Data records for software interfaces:
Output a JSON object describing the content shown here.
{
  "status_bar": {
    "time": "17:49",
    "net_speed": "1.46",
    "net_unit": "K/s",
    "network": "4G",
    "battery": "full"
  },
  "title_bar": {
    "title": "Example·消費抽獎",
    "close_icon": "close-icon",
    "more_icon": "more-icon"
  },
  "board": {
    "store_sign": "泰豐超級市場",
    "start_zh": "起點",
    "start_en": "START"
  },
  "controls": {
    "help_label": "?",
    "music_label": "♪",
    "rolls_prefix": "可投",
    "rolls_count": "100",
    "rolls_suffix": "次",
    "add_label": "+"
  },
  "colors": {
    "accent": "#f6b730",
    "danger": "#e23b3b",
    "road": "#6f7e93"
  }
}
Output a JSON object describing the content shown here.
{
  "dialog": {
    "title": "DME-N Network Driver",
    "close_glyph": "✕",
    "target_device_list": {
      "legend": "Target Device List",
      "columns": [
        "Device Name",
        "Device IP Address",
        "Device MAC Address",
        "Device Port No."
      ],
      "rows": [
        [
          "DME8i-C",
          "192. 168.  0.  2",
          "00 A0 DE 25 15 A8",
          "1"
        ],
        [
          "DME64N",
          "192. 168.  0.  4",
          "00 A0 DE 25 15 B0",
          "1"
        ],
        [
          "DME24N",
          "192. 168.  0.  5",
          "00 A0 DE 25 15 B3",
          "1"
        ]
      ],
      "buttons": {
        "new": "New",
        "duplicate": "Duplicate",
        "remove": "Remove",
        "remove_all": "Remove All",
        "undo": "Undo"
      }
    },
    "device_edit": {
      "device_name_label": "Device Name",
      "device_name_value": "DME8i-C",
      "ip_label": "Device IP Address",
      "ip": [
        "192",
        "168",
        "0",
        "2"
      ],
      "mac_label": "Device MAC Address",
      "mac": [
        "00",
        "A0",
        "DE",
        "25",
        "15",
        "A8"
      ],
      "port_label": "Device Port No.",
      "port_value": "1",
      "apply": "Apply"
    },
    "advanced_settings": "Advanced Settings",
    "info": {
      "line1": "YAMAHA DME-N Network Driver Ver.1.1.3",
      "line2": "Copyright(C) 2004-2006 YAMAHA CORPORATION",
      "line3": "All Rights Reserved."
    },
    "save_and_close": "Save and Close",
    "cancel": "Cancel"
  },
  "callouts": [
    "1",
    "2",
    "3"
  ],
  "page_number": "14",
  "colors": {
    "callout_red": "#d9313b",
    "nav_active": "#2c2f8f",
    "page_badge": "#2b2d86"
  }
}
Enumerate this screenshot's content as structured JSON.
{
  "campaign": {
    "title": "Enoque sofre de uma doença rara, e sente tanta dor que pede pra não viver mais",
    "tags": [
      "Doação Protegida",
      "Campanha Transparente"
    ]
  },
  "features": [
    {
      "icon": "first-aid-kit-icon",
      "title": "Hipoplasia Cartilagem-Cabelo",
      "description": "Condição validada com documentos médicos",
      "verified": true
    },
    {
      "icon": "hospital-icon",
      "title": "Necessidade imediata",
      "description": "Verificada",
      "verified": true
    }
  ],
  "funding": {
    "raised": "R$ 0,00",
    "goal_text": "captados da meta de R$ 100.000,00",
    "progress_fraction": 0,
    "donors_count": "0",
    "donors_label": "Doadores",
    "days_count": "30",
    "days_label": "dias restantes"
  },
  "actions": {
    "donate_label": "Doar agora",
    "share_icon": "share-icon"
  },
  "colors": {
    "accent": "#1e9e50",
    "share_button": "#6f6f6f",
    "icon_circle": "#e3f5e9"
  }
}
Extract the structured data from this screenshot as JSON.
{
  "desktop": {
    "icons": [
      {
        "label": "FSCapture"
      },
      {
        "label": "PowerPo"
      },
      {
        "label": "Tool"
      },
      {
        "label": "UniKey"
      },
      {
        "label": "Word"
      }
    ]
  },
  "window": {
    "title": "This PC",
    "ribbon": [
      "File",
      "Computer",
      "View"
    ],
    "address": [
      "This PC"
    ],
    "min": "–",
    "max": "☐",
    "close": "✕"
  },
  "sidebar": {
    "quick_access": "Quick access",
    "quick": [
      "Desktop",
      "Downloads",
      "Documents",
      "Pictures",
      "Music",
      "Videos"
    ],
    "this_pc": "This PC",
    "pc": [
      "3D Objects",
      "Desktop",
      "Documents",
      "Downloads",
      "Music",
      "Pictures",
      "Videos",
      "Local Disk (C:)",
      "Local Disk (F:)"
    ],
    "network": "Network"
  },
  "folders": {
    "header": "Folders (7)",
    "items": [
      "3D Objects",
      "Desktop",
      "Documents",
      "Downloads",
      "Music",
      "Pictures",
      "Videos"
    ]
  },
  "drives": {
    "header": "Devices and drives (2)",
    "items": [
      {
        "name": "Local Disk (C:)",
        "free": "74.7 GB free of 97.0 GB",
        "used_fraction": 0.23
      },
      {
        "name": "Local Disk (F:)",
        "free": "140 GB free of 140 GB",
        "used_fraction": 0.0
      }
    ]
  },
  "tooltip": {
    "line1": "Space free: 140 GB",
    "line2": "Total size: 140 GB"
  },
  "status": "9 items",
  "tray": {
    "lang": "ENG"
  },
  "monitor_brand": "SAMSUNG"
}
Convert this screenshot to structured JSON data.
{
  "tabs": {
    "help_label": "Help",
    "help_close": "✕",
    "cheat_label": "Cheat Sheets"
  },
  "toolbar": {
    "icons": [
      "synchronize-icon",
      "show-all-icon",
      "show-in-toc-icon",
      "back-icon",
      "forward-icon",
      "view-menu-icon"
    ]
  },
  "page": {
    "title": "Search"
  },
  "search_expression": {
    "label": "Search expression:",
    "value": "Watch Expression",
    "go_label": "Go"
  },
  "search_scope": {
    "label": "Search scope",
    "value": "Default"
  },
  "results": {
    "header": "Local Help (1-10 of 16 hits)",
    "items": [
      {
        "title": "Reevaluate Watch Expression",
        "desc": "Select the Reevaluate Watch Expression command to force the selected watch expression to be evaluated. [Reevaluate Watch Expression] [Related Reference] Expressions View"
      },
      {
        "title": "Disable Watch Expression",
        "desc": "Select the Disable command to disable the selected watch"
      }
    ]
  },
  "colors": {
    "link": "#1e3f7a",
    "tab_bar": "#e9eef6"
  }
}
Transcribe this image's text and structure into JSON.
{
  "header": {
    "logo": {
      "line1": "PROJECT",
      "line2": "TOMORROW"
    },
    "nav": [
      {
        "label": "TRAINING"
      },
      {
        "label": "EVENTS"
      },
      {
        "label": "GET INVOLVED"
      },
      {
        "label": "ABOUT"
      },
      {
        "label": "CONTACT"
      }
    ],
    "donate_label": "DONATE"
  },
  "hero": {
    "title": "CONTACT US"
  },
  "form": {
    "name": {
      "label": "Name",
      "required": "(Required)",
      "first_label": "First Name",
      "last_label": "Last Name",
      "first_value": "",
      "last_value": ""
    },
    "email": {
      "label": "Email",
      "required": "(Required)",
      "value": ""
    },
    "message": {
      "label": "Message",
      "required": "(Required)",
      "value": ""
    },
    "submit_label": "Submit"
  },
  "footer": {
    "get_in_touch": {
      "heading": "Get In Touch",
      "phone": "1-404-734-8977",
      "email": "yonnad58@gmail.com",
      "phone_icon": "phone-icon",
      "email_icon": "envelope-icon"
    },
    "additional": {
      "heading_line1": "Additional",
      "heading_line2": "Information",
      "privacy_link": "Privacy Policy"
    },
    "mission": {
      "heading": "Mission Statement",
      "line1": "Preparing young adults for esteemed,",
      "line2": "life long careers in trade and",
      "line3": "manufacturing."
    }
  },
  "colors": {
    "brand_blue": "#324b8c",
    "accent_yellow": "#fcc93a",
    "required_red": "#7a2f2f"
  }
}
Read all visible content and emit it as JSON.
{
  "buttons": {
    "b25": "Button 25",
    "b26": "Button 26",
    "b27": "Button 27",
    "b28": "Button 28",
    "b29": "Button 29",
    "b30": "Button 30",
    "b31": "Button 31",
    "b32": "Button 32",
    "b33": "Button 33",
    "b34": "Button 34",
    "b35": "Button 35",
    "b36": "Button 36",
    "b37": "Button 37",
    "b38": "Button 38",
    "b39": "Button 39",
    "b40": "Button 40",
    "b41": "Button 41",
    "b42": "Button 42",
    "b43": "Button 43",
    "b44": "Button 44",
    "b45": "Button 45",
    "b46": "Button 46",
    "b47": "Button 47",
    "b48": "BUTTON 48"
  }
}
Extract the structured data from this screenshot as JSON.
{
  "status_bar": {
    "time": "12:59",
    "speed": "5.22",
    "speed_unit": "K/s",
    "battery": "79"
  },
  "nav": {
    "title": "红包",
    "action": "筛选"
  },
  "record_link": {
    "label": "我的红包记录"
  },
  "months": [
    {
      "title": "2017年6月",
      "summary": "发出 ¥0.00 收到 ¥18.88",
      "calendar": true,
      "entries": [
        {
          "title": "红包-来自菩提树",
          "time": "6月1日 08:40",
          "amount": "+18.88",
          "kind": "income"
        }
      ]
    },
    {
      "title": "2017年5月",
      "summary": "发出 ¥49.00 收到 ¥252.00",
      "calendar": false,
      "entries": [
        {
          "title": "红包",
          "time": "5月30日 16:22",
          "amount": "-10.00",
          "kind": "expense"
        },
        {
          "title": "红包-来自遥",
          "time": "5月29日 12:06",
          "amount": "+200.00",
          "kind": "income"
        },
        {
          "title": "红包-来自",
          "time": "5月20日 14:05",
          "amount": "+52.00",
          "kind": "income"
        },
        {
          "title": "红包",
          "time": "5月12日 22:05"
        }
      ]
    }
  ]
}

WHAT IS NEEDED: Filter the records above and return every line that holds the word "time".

YOUR SOLUTION:
    "time": "17:49",
    "time": "12:59",
          "time": "6月1日 08:40",
          "time": "5月30日 16:22",
          "time": "5月29日 12:06",
          "time": "5月20日 14:05",
          "time": "5月12日 22:05"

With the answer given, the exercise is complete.